The brain based/mental and physical well-being argument for music in the primary curriculum: Jonathan Barnes References Abbs, P (2003) Against the Flow, London , Routledge. Adey, P. and Shayer, M. (2002) Learning Intelligence. London, Open University. Blacking, J. (1974) How Musical is Man? Washington, WUP Brown, D.E., (2000) Human universals and their implications. In N. Roughley (Ed.) Being humans: Anthropological universality and particularity in transdisplinary perspectives. New York: Walter de Gruyter. (http://condor.depaul.edu/~mfiddler/hyphen/humunivers.htm) Clift, S. and Hancox, G (2001)The Perceived benefits of choral singing Csikszentmihalyi, M. (1996) Creativity; Flow and the Psychology of Discovery and Invention, New York, Harper. Csikszentmihalyi, M. (2002) Flow. London, Rider Damasio. A (1995) Descartes Error. NY, Quill. Damasio, A (2003) Looking for Spinoza: Joy, Sorrow and the feeling Brain, Orlando, Harcourt DfES (2004) Excellence and Enjoyment: A strategy for Primary Schools. Nottingham, DfES Publications. DfES/DCMS (1999) All Our Futures; Creativity, Culture and Education. The Report of the National Advisory Council on Creative and Cultural Education (NACCCE) Fredrickson, B. (2000)Cultivating Positive Emotions to Optimize Health and Well-Being in Prevention & Treatment, Volume 3, Article 0001a, Gardner, H (1999) The disciplined Mind. N Y, Simon and Schuster Gardner, H. (1999) Intelligence Reframed. N Y, Basic books Giedd, J. et al (1999), Brain development during childhood and adolescence: a longitudinal MRI study. In Nature/Neuroscience 1999 Oct;2(10):861-3. Goleman, D.(1996) Emotional Intelligence. London, Bloomsbury Perkins, D (1992) Smart Schools, New York, Free Press. Grainger, T, Barnes, J. and Scoffham, S, (2004) The Creative Cocktail; Creative teaching in Initial teacher Education, in Journal of Education in Teaching, November, 2004. Philpott, C and Plummeridge, C. (Eds) (2001) Issues in Primary Music Education, London, Routledge www.music-ite.org.uk 6

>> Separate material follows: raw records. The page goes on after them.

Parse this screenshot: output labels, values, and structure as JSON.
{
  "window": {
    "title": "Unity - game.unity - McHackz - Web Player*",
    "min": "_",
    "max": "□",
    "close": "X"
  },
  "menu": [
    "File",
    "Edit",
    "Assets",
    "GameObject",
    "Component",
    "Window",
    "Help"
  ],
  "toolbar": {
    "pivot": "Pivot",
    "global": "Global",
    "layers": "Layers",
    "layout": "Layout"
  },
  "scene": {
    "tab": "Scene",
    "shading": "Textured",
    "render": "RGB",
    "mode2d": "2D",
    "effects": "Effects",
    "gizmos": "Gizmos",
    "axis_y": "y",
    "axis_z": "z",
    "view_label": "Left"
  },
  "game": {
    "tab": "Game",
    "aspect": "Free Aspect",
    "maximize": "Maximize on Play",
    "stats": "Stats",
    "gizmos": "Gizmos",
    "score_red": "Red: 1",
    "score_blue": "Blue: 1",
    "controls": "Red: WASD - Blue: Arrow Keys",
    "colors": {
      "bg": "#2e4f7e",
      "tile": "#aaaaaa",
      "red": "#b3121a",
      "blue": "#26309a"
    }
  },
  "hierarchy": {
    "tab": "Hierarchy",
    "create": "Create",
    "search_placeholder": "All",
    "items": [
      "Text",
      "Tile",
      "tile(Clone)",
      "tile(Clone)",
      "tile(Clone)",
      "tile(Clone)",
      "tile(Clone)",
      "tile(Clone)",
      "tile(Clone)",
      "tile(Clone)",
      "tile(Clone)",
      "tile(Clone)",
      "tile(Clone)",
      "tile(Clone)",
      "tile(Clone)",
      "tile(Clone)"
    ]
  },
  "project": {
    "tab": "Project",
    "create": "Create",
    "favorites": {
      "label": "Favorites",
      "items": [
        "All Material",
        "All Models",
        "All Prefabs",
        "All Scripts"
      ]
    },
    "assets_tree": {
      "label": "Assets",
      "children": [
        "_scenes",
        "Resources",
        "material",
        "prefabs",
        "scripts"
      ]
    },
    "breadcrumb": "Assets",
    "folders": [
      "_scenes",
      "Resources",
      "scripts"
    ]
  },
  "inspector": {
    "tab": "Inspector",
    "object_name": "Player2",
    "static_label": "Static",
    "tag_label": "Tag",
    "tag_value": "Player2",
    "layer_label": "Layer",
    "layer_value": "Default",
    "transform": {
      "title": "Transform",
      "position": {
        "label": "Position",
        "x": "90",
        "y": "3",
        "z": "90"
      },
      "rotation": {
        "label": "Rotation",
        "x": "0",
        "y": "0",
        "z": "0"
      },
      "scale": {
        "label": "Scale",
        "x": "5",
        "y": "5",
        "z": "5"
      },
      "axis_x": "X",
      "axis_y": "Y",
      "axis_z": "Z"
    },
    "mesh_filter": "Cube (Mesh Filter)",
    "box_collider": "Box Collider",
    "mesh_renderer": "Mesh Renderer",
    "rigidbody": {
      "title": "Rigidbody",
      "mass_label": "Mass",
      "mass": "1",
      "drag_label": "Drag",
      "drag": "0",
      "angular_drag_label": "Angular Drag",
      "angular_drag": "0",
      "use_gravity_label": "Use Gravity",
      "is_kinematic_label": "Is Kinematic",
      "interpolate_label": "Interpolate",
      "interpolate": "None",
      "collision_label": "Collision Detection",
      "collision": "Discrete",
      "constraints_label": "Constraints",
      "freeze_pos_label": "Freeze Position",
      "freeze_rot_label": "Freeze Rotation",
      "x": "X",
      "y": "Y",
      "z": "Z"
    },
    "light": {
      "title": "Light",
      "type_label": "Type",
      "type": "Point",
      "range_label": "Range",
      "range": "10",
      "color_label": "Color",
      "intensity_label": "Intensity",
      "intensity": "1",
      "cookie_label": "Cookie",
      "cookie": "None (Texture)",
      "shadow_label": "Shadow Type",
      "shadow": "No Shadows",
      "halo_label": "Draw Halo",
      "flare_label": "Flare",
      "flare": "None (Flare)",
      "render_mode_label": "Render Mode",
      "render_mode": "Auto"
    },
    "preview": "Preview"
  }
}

The brain based/mental and physical well-being argument for music in the primary curriculum: Jonathan Barnes OFSTED, (2003) Expecting the Unexpected; developing creativity in primary and secondary schools. (http://www.ofsted.gov.uk/publications/docs/3377.DOC) Pinker, S. (2002) The Blank Slate. NY, Penguin/Allan Lane Qualifications and Curriculum Agency, (2003/2005) Creativity: Find it Promote it (http://www.ncaction.org.uk/creativity/index.htm) Robertson, I (1999) Mind Sculpture. London: Bantam Robertson, I(2002) The Minds Eye. London: Bantam Rogers, R (1999) The Disappearing Arts, London, RSA Seligman, M (2004) Authentic Happiness, NY, Free Press Sternberg, R.(ed)(1998) Intelligence, Instruction and Assessment. Erlbaum: NY Jonathan Barnes 2005